At the turn of the 20th century, the disparity in literacy here in the U.S. largely came down to race. Nearly half of minorities at that time - 45 percent - were illiterate, while 94 percent of white citizens were literate.
It used to be that the only ones with access to cutting-edge technology were top government labs, big companies and the ultra-rich. It was simply too expensive for the rest of us to afford.
Abundance is not about providing everyone on this planet with a life of luxury—rather it's about providing all with a life of possibility.
Imagine what we could do for the world's grand challenges with a trillion hours of focused attention.
In the 1820s, the U.S., Japan, and the U.K. were some of the only countries where the average population received at least two years of formal schooling.
Gossip, in its earlier forms, contained information that was critical to survival because, in clans of 150, what happened to anyone had a direct impact on everyone.

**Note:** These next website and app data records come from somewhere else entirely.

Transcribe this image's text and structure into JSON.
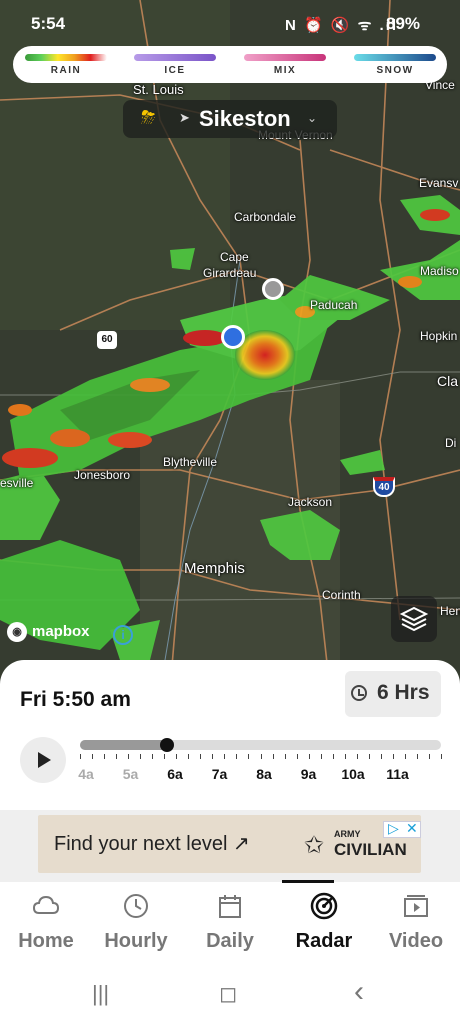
{
  "status_bar": {
    "time": "5:54",
    "icons": "N ⏰ 🔇 ᯤ .ıl",
    "battery": "89%"
  },
  "legend": [
    {
      "label": "RAIN",
      "gradient": "linear-gradient(90deg,#3a9a3a,#5ed05a,#ffe62a,#f0a020,#e02020,#ffffff)"
    },
    {
      "label": "ICE",
      "gradient": "linear-gradient(90deg,#b79be8,#7a54c8)"
    },
    {
      "label": "MIX",
      "gradient": "linear-gradient(90deg,#f0a0c8,#c8347a)"
    },
    {
      "label": "SNOW",
      "gradient": "linear-gradient(90deg,#6adce8,#1d4a8c)"
    }
  ],
  "location": {
    "name": "Sikeston",
    "bolt_icon": "lightning-cloud-icon",
    "nav_icon": "location-arrow-icon"
  },
  "cities": {
    "st_louis": "St. Louis",
    "vincennes": "Vince",
    "mount_vernon": "Mount Vernon",
    "evansville": "Evansv",
    "carbondale": "Carbondale",
    "cape": "Cape",
    "girardeau": "Girardeau",
    "madisonville": "Madiso",
    "paducah": "Paducah",
    "hopkinsville": "Hopkin",
    "clarksville": "Cla",
    "dickson": "Di",
    "blytheville": "Blytheville",
    "jonesboro": "Jonesboro",
    "batesville": "esville",
    "jackson": "Jackson",
    "memphis": "Memphis",
    "corinth": "Corinth",
    "henderson": "Henc",
    "route_60": "60",
    "route_40": "40"
  },
  "attribution": {
    "brand": "mapbox",
    "info": "i"
  },
  "timeline": {
    "current_time": "Fri 5:50 am",
    "range_label": "6 Hrs",
    "progress": 0.24,
    "hours": [
      {
        "label": "4a",
        "past": true
      },
      {
        "label": "5a",
        "past": true
      },
      {
        "label": "6a",
        "past": false
      },
      {
        "label": "7a",
        "past": false
      },
      {
        "label": "8a",
        "past": false
      },
      {
        "label": "9a",
        "past": false
      },
      {
        "label": "10a",
        "past": false
      },
      {
        "label": "11a",
        "past": false
      }
    ]
  },
  "ad": {
    "headline": "Find your next level ↗",
    "brand_top": "ARMY",
    "brand_main": "CIVILIAN"
  },
  "nav": [
    {
      "label": "Home",
      "icon": "cloud-icon",
      "active": false
    },
    {
      "label": "Hourly",
      "icon": "clock-icon",
      "active": false
    },
    {
      "label": "Daily",
      "icon": "calendar-icon",
      "active": false
    },
    {
      "label": "Radar",
      "icon": "radar-icon",
      "active": true
    },
    {
      "label": "Video",
      "icon": "video-play-icon",
      "active": false
    }
  ],
  "system_nav": {
    "recents": "|||",
    "home": "◻",
    "back": "‹"
  }
}
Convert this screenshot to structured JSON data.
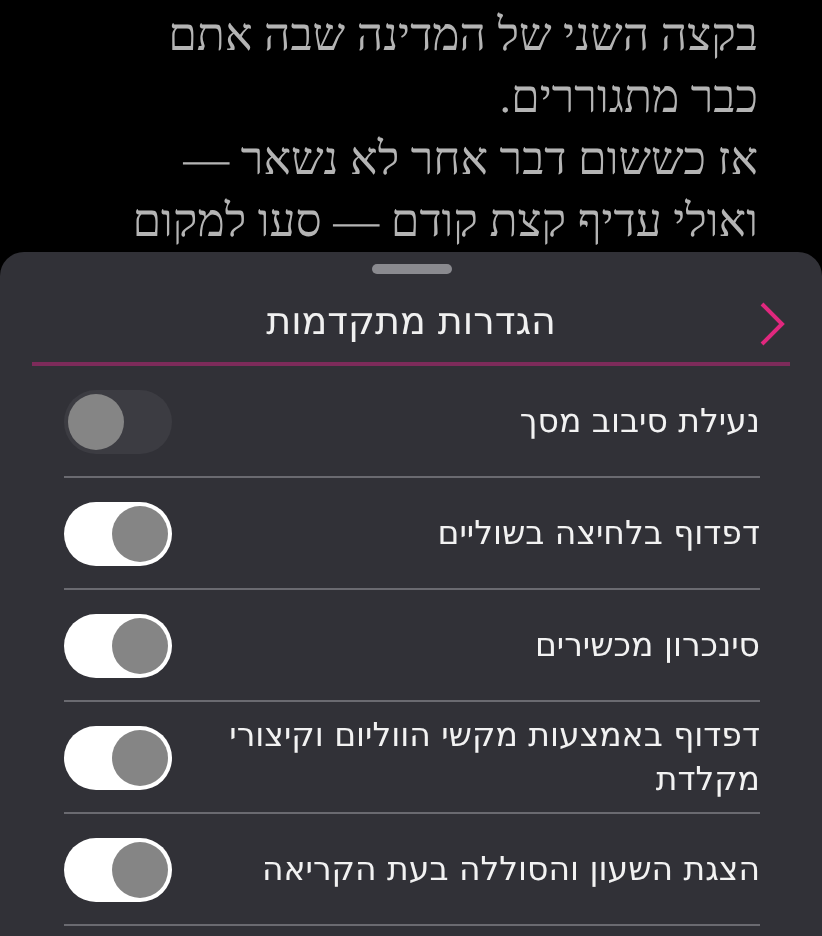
{
  "reading_text": {
    "lines": [
      "בקצה השני של המדינה שבה אתם",
      "כבר מתגוררים.",
      "אז כששום דבר אחר לא נשאר —",
      "ואולי עדיף קצת קודם — סעו למקום"
    ]
  },
  "sheet": {
    "title": "הגדרות מתקדמות",
    "settings": [
      {
        "label": "נעילת סיבוב מסך",
        "on": false
      },
      {
        "label": "דפדוף בלחיצה בשוליים",
        "on": true
      },
      {
        "label": "סינכרון מכשירים",
        "on": true
      },
      {
        "label": "דפדוף באמצעות מקשי הווליום וקיצורי מקלדת",
        "on": true
      },
      {
        "label": "הצגת השעון והסוללה בעת הקריאה",
        "on": true
      }
    ]
  }
}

All over the world, we're seeing access to food, clean water, education and healthcare improve; as a result, global innovation is rising as well.
Make it clear up front what the aim of the company is. Stay true to your authentic vision.

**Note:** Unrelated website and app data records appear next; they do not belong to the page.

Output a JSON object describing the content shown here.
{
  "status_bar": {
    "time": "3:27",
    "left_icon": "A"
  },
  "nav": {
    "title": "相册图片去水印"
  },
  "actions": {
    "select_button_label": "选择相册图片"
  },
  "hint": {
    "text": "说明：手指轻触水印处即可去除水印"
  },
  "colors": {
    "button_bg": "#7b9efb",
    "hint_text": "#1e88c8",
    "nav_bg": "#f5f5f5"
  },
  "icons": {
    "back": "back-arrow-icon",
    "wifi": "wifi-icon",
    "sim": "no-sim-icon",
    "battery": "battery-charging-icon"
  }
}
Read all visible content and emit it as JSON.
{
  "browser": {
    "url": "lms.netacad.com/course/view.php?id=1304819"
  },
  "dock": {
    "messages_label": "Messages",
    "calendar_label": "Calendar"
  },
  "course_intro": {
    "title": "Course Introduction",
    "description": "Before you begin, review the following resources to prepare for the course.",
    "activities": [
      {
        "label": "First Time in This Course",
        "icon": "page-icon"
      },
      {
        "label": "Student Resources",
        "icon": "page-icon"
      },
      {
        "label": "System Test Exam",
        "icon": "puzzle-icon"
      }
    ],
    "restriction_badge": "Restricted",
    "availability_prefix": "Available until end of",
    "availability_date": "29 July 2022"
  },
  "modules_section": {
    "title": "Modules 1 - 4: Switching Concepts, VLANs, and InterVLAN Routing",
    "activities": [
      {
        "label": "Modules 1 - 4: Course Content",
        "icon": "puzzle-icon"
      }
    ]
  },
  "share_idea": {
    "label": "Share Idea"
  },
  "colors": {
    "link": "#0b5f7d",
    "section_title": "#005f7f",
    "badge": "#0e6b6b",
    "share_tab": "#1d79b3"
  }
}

We're now able to 3D print in 200 different materials, from titanium to rubber, plastic, glass, ceramic, leathers, and even chocolate.
As education becomes dematerialized, demonetized and democratized, every man, woman and child on the planet will be able to reap the benefits of knowledge. We're rapidly heading toward a world of education abundance.

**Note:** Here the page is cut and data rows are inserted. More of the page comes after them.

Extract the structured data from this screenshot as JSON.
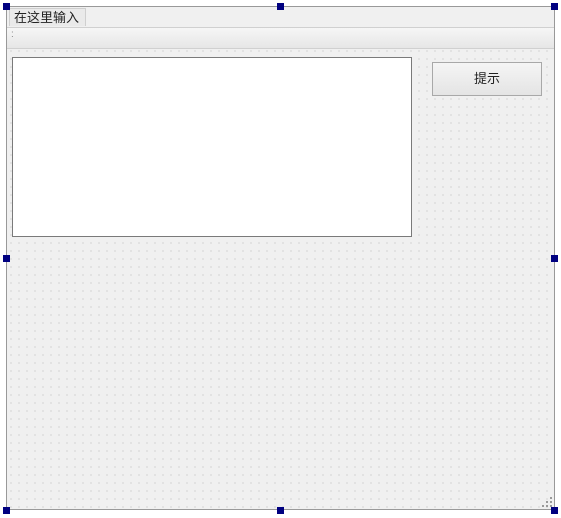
{
  "panel": {
    "tab_label": "在这里输入",
    "toolbar_overflow_glyph": ":"
  },
  "text_area": {
    "value": ""
  },
  "button": {
    "hint_label": "提示"
  }
}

If someone is always to blame, if every time something goes wrong someone has to be punished, people quickly stop taking risks. Without risks, there can't be breakthroughs.
In the early '90s, well under 5 percent of the global population was online.
People need to understand how exponential technologies are impacting the business landscape. They need to do some future-casting and look at how industries are evolving and being transformed.
I get demoralized by organizations that start off with a mission and pull back when they find it's risky.
We know from hard research that educated populations have lower growth rates, are more peaceful, and add to the global economy.
The Net is allowing us to turn ourselves into a giant, collective meta-intelligence. And this meta-intelligence continues to grow as more and more people come online.
The reason we care so much about what happens to the likes of Lady Gaga is not because her shenanigans will ever impact our lives; rather because our brain doesn't realize there's a difference between rock stars we know about and relatives we know.
As lower-cost phones begin to penetrate, they'll become the educator and physician everywhere on the planet.
Millions of years ago, our brains became wired to remember about 150 people as 'close friends.'
Three hundred years ago, during the Age of Enlightenment, the coffee house became the center of innovation.
I think about the Internet and cell phones and jets and spaceships, and I wonder, 'What's going to make that look ancient?'
True disruption means threatening your existing product line and your past investments. Breakthrough products disrupt current lines of businesses.
Never before in history has the global marketplace touched so many consumers and provided access to so many producers.
From a scientific point of view, we now know that the water is interlaced with the lunar soil in many locations, perhaps as remnants of comet collisions with the lunar surface.
I have the general philosophy of creating the future you want to see.
Regardless of what the naysayers believe about human interaction and social media, the data show us that the abundance of technology is actually increasing the abundance of happiness all over the world.
Did you know that Kodak actually invented the digital camera that ultimately put it out of business? Kodak had the patents and a head start, but ignored all that.
One thing that humans still do better than computers is recognize images.
When I was a grad student at MIT, I had a chance to become friends with the Viking Mission's chief scientist, Dr. Gerald Soffen. Viking was the first Mars lander looking for signs of life on Mars.